::: Given data :::

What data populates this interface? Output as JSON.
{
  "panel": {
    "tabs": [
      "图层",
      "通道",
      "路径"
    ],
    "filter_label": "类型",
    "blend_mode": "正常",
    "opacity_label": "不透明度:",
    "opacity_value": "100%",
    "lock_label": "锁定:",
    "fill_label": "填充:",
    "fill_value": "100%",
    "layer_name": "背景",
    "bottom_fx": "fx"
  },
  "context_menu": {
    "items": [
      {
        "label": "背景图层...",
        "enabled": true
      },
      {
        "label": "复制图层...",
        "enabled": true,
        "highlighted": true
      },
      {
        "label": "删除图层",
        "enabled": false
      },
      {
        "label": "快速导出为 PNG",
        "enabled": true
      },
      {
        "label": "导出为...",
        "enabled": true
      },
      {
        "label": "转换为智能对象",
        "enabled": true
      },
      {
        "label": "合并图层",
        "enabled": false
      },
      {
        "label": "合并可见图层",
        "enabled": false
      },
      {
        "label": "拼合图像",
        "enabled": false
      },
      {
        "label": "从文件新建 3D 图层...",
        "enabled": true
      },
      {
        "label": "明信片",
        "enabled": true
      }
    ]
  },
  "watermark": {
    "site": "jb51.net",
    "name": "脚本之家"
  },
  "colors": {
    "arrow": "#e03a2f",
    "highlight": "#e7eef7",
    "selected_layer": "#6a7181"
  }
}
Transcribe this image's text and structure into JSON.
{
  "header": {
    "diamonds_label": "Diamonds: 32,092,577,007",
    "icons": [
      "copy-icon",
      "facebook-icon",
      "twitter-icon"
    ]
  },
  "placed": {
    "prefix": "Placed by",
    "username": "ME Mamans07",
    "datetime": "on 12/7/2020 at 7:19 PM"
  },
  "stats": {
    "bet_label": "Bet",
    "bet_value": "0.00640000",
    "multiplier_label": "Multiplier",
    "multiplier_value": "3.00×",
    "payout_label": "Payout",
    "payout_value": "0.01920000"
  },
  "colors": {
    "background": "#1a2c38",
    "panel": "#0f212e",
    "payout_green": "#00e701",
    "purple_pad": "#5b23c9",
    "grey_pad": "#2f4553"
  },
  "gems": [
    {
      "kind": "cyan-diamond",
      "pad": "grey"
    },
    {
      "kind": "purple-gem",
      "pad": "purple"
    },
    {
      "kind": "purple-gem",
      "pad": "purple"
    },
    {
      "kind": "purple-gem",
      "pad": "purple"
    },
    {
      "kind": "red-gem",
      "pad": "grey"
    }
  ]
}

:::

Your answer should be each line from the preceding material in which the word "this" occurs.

What data populates this interface? Output as JSON.
Transcribe this image's text and structure into JSON.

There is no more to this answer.